Print the whole listing below exactly as given, pictures excluded.

##### Excerpted data

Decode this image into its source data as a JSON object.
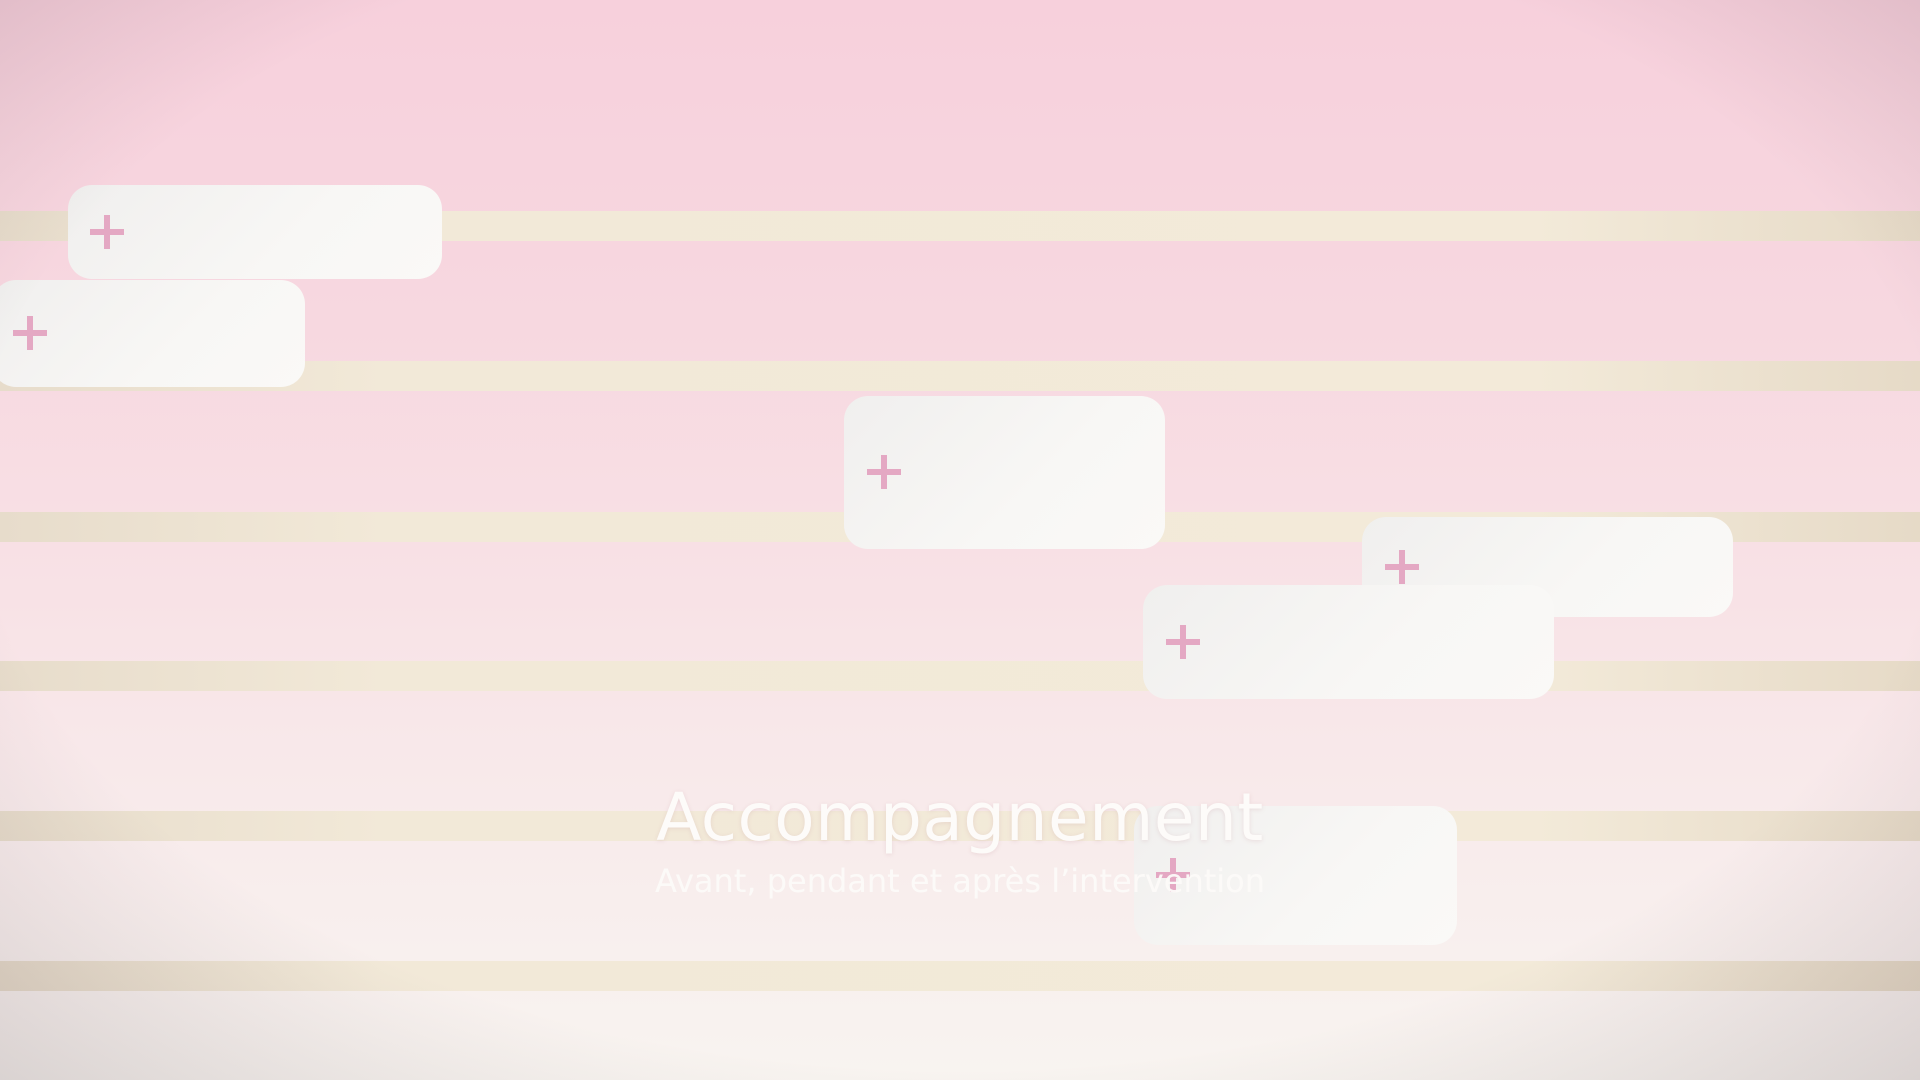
{
  "slide": {
    "title": "Accompagnement",
    "subtitle": "Avant, pendant et après l’intervention"
  },
  "icons": {
    "expand": "plus-icon"
  },
  "colors": {
    "background_top": "#f7d0dc",
    "background_bottom": "#f8f4f0",
    "stripe": "#f2e9d8",
    "card": "#faf9f7",
    "accent": "#e4a8c3",
    "title_text": "#fdfbf9"
  }
}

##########

Answer box |
Decode this image into its source data as a JSON object.
{
  "slide": {
    "title": "Accompagnement",
    "subtitle": "Avant, pendant et après l’intervention"
  },
  "icons": {
    "expand": "plus-icon"
  },
  "colors": {
    "background_top": "#f7d0dc",
    "background_bottom": "#f8f4f0",
    "stripe": "#f2e9d8",
    "card": "#faf9f7",
    "accent": "#e4a8c3",
    "title_text": "#fdfbf9"
  }
}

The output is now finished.